* _Action item_
Without skipping anything, print all of the data exactly.

[Stored data]
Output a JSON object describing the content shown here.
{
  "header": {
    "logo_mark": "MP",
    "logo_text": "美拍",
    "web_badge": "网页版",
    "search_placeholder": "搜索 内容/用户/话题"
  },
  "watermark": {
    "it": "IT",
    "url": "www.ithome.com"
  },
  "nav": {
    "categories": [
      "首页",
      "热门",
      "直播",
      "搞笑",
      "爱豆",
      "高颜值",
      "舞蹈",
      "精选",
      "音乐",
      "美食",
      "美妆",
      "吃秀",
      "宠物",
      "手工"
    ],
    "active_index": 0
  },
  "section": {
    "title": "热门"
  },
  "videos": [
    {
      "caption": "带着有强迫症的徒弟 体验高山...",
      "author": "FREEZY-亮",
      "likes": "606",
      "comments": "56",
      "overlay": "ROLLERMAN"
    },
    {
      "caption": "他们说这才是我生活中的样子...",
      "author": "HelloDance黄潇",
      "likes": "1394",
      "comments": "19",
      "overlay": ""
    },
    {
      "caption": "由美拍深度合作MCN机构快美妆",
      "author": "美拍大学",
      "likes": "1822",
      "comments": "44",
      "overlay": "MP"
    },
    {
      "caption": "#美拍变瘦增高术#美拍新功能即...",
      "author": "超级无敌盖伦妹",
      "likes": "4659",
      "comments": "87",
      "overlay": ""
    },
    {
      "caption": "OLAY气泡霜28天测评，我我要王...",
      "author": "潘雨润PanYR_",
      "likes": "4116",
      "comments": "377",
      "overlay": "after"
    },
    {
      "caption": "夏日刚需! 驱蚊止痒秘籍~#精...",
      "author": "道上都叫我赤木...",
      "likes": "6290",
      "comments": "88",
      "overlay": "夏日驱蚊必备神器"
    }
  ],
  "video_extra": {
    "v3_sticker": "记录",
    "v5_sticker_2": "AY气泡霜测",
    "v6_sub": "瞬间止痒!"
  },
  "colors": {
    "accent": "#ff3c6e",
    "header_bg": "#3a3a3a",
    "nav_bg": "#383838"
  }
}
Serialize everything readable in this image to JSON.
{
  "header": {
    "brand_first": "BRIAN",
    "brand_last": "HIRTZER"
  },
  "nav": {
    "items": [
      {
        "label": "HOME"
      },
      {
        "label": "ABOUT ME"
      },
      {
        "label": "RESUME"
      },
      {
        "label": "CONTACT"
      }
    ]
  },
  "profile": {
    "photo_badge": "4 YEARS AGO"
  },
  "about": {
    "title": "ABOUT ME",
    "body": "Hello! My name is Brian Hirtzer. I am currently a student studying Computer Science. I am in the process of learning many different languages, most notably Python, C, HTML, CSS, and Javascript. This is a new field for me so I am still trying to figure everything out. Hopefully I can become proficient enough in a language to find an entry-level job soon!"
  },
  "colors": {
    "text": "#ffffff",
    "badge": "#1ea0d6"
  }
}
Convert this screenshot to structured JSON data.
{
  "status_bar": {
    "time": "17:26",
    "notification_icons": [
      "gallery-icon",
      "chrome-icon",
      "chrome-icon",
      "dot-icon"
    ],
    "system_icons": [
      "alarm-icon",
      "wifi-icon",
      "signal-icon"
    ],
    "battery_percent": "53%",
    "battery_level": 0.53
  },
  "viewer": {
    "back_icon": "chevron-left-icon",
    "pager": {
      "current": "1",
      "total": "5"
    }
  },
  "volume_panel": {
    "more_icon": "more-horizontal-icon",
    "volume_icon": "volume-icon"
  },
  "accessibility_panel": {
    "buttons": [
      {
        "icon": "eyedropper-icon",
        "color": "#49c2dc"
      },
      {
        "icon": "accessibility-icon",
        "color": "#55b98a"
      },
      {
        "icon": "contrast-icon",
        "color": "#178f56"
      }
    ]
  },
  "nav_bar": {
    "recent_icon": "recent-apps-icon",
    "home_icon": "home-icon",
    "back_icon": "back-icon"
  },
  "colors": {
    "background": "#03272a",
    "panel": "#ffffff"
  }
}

* _Result_
Output a JSON object describing the content shown here.
{
  "header": {
    "logo_mark": "MP",
    "logo_text": "美拍",
    "web_badge": "网页版",
    "search_placeholder": "搜索 内容/用户/话题"
  },
  "watermark": {
    "it": "IT",
    "url": "www.ithome.com"
  },
  "nav": {
    "categories": [
      "首页",
      "热门",
      "直播",
      "搞笑",
      "爱豆",
      "高颜值",
      "舞蹈",
      "精选",
      "音乐",
      "美食",
      "美妆",
      "吃秀",
      "宠物",
      "手工"
    ],
    "active_index": 0
  },
  "section": {
    "title": "热门"
  },
  "videos": [
    {
      "caption": "带着有强迫症的徒弟 体验高山...",
      "author": "FREEZY-亮",
      "likes": "606",
      "comments": "56",
      "overlay": "ROLLERMAN"
    },
    {
      "caption": "他们说这才是我生活中的样子...",
      "author": "HelloDance黄潇",
      "likes": "1394",
      "comments": "19",
      "overlay": ""
    },
    {
      "caption": "由美拍深度合作MCN机构快美妆",
      "author": "美拍大学",
      "likes": "1822",
      "comments": "44",
      "overlay": "MP"
    },
    {
      "caption": "#美拍变瘦增高术#美拍新功能即...",
      "author": "超级无敌盖伦妹",
      "likes": "4659",
      "comments": "87",
      "overlay": ""
    },
    {
      "caption": "OLAY气泡霜28天测评，我我要王...",
      "author": "潘雨润PanYR_",
      "likes": "4116",
      "comments": "377",
      "overlay": "after"
    },
    {
      "caption": "夏日刚需! 驱蚊止痒秘籍~#精...",
      "author": "道上都叫我赤木...",
      "likes": "6290",
      "comments": "88",
      "overlay": "夏日驱蚊必备神器"
    }
  ],
  "video_extra": {
    "v3_sticker": "记录",
    "v5_sticker_2": "AY气泡霜测",
    "v6_sub": "瞬间止痒!"
  },
  "colors": {
    "accent": "#ff3c6e",
    "header_bg": "#3a3a3a",
    "nav_bg": "#383838"
  }
}
Serialize everything readable in this image to JSON.
{
  "header": {
    "brand_first": "BRIAN",
    "brand_last": "HIRTZER"
  },
  "nav": {
    "items": [
      {
        "label": "HOME"
      },
      {
        "label": "ABOUT ME"
      },
      {
        "label": "RESUME"
      },
      {
        "label": "CONTACT"
      }
    ]
  },
  "profile": {
    "photo_badge": "4 YEARS AGO"
  },
  "about": {
    "title": "ABOUT ME",
    "body": "Hello! My name is Brian Hirtzer. I am currently a student studying Computer Science. I am in the process of learning many different languages, most notably Python, C, HTML, CSS, and Javascript. This is a new field for me so I am still trying to figure everything out. Hopefully I can become proficient enough in a language to find an entry-level job soon!"
  },
  "colors": {
    "text": "#ffffff",
    "badge": "#1ea0d6"
  }
}
Convert this screenshot to structured JSON data.
{
  "status_bar": {
    "time": "17:26",
    "notification_icons": [
      "gallery-icon",
      "chrome-icon",
      "chrome-icon",
      "dot-icon"
    ],
    "system_icons": [
      "alarm-icon",
      "wifi-icon",
      "signal-icon"
    ],
    "battery_percent": "53%",
    "battery_level": 0.53
  },
  "viewer": {
    "back_icon": "chevron-left-icon",
    "pager": {
      "current": "1",
      "total": "5"
    }
  },
  "volume_panel": {
    "more_icon": "more-horizontal-icon",
    "volume_icon": "volume-icon"
  },
  "accessibility_panel": {
    "buttons": [
      {
        "icon": "eyedropper-icon",
        "color": "#49c2dc"
      },
      {
        "icon": "accessibility-icon",
        "color": "#55b98a"
      },
      {
        "icon": "contrast-icon",
        "color": "#178f56"
      }
    ]
  },
  "nav_bar": {
    "recent_icon": "recent-apps-icon",
    "home_icon": "home-icon",
    "back_icon": "back-icon"
  },
  "colors": {
    "background": "#03272a",
    "panel": "#ffffff"
  }
}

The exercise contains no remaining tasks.